Directions for this task
The answer should consist of each line below that contains the word "price".

Excerpted records

▼▼▼

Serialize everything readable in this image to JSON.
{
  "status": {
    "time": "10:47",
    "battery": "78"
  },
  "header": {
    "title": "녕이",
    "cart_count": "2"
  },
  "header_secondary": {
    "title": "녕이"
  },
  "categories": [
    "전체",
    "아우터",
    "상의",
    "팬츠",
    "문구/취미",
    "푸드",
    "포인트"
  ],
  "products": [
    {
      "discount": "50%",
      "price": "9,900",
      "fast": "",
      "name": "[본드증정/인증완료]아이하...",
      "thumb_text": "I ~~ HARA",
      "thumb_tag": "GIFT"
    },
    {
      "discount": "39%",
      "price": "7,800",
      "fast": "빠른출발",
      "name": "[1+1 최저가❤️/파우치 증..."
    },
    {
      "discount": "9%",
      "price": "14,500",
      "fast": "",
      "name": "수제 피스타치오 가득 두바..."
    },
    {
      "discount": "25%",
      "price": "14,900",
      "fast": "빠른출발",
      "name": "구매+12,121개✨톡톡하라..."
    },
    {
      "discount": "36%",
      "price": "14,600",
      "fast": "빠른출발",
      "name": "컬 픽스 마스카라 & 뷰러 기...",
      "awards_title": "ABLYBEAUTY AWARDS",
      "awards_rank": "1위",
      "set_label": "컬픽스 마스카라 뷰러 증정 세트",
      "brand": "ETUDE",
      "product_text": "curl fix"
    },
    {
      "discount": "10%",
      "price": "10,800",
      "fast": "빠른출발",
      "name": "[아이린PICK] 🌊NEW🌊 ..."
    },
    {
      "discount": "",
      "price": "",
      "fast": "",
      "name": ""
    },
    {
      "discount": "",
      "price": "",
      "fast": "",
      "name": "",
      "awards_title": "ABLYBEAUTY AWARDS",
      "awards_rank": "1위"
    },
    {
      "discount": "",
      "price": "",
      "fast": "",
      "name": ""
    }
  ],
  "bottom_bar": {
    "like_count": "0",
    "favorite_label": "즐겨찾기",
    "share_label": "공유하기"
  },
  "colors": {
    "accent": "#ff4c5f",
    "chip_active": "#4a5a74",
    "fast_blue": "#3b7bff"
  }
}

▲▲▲
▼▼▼

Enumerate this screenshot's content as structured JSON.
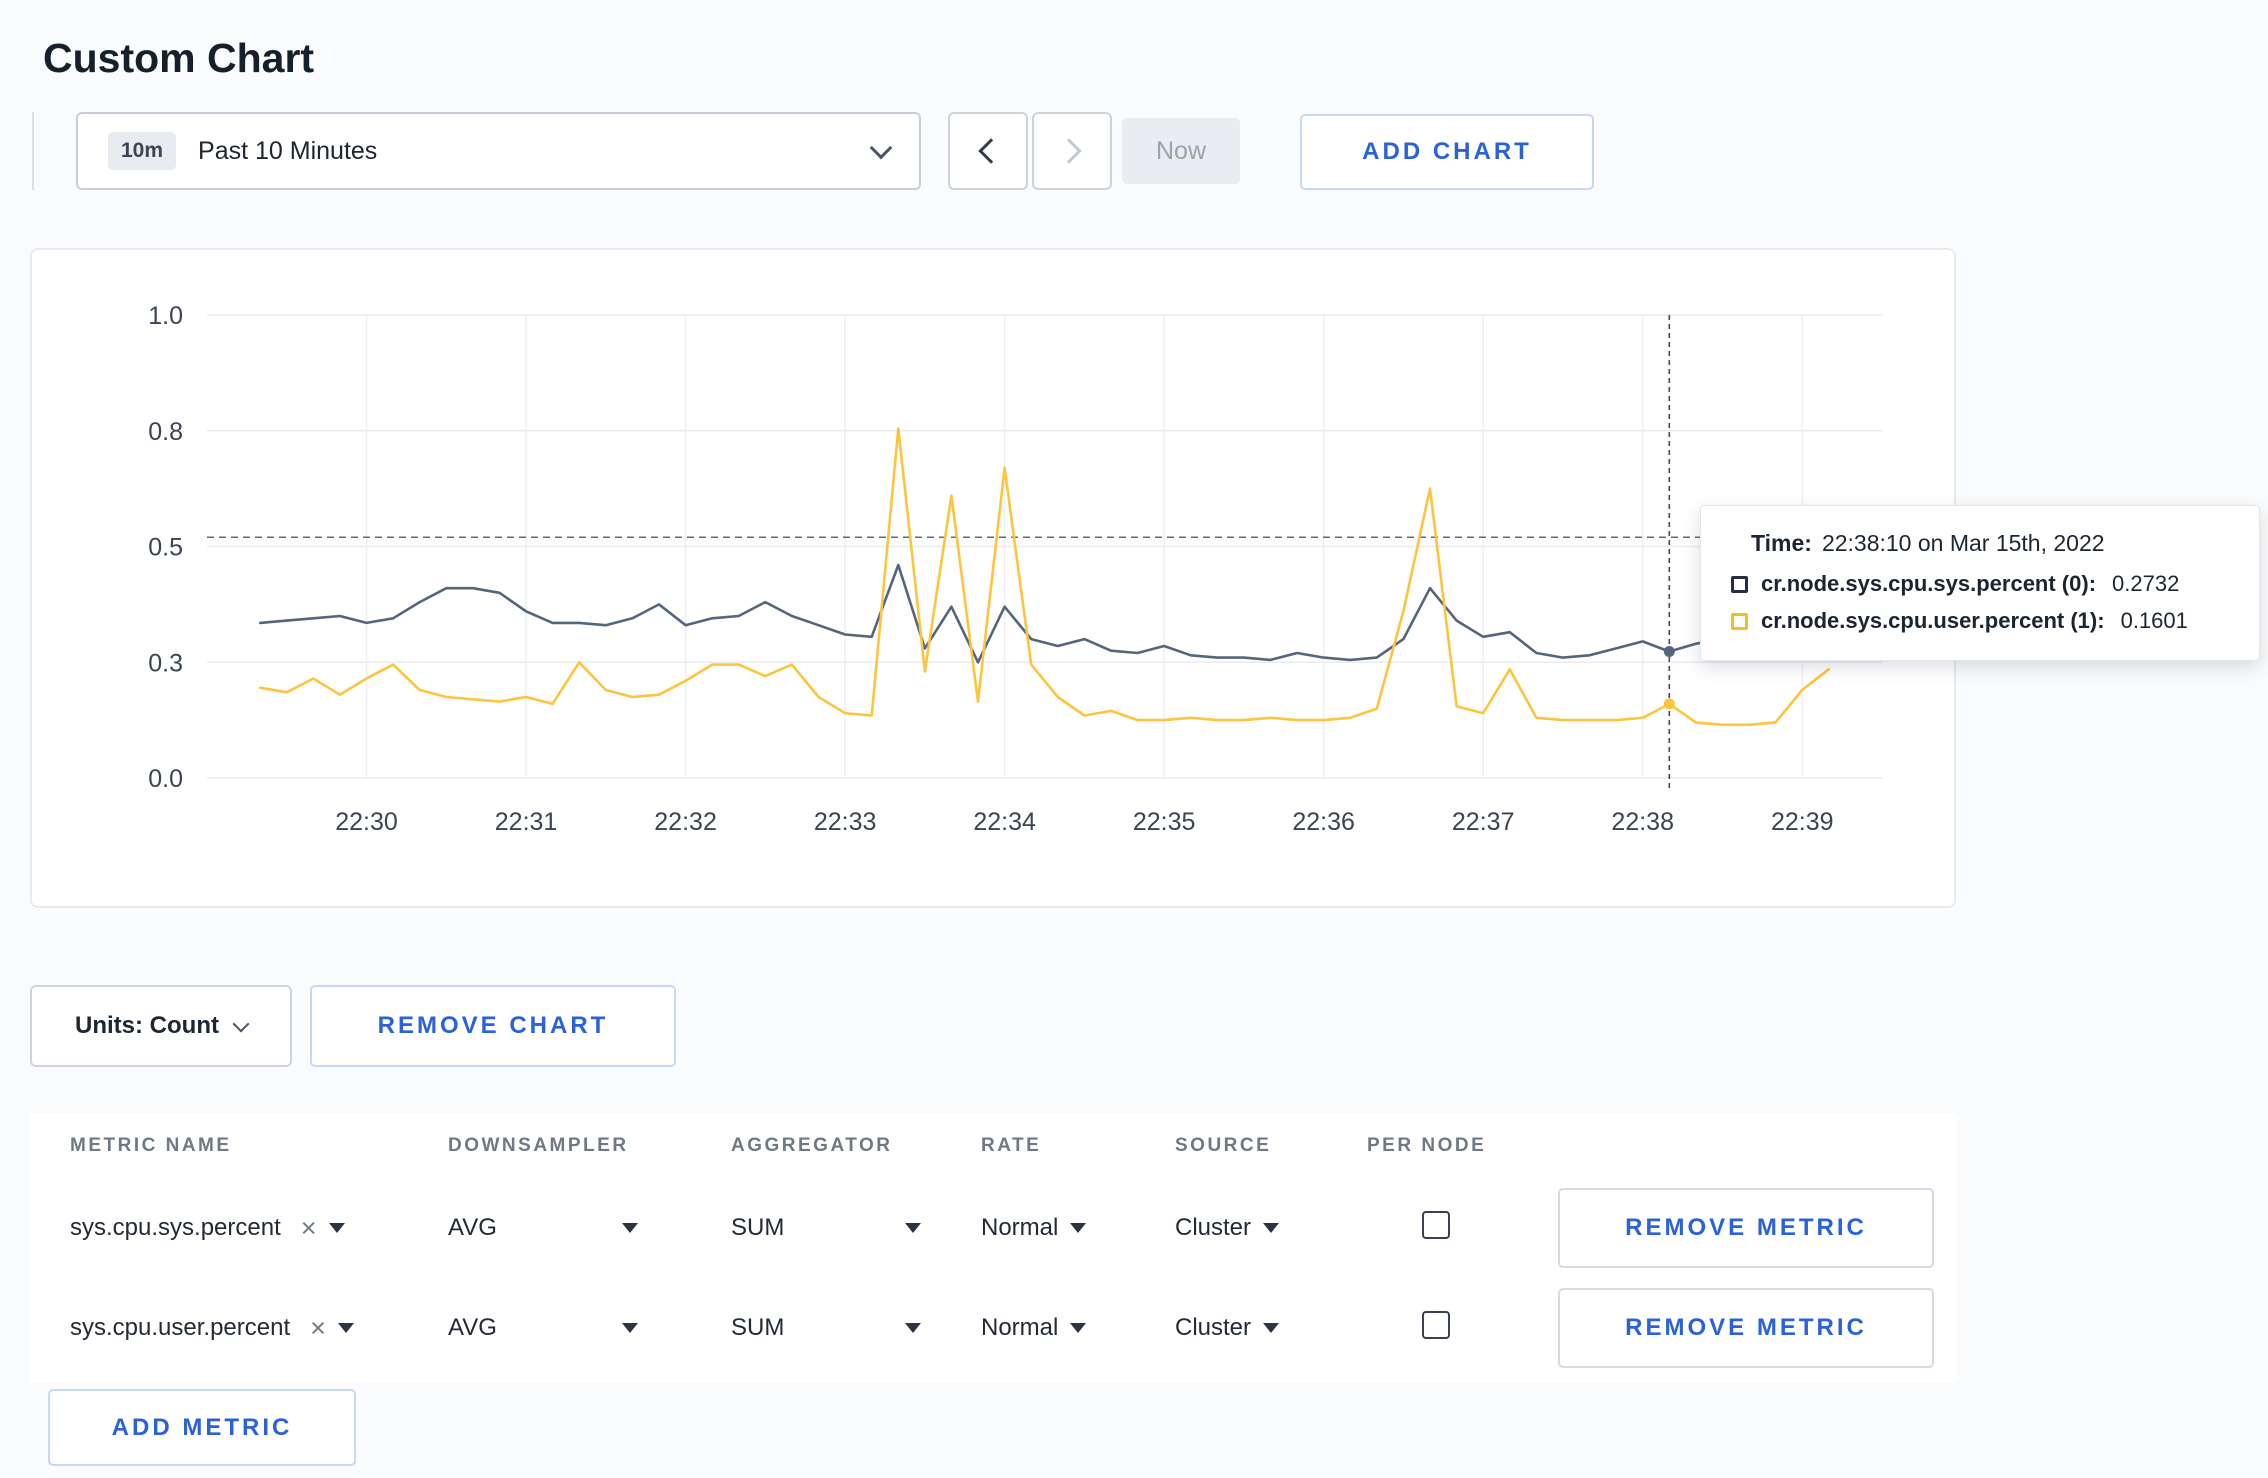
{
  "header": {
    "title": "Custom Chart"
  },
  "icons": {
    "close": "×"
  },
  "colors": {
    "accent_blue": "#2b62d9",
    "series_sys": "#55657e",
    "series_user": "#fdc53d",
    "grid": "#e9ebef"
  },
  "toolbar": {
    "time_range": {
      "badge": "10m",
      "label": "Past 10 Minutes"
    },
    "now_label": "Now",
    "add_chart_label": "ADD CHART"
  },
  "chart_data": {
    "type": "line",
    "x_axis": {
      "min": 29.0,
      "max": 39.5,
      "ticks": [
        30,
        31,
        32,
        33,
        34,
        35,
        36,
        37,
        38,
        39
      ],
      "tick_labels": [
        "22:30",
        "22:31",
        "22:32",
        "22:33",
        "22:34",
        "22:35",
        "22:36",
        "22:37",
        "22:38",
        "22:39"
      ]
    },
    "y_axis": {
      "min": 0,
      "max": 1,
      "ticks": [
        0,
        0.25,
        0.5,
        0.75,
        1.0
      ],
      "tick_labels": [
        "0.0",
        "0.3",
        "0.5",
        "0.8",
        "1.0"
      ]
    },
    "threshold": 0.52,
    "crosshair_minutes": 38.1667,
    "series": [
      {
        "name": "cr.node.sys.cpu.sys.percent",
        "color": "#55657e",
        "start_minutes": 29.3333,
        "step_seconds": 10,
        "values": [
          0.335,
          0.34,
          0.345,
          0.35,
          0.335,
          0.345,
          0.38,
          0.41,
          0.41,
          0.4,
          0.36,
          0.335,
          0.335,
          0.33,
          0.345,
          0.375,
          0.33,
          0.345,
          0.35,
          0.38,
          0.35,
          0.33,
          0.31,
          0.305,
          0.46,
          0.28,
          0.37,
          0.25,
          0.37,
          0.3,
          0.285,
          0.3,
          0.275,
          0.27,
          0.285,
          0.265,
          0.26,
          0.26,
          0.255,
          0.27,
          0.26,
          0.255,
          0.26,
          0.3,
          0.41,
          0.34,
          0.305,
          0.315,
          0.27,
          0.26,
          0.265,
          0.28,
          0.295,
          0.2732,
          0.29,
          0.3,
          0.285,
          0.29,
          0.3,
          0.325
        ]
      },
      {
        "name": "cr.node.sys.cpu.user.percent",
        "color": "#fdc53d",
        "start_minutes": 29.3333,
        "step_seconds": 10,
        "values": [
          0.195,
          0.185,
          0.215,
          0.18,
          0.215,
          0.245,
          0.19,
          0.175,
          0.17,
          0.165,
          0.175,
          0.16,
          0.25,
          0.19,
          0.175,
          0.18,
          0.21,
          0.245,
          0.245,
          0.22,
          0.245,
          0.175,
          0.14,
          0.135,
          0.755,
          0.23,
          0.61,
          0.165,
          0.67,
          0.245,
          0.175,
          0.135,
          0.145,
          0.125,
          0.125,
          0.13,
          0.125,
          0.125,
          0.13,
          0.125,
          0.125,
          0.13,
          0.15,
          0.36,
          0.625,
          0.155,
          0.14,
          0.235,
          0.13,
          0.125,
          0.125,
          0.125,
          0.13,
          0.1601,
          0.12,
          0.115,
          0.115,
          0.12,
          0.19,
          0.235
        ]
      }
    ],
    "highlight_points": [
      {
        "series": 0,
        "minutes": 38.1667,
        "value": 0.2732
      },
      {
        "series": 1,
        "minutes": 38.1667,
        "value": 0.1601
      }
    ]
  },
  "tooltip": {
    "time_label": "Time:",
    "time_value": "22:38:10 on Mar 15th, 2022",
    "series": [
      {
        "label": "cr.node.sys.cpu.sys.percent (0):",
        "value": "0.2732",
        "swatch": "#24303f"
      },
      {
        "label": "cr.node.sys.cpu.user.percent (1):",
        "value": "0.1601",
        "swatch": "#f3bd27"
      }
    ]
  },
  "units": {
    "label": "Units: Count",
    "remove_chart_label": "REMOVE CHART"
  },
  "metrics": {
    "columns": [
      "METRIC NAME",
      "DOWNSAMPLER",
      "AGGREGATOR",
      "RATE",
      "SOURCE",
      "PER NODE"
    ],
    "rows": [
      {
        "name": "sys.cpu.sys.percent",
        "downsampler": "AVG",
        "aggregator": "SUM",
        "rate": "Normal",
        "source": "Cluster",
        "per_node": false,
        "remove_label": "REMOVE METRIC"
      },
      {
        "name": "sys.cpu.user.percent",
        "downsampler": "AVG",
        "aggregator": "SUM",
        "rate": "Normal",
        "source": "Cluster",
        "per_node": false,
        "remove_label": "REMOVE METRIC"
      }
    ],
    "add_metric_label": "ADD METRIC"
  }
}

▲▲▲

Output
      "price": "9,900",
      "price": "7,800",
      "price": "14,500",
      "price": "14,900",
      "price": "14,600",
      "price": "10,800",
      "price": "",
      "price": "",
      "price": "",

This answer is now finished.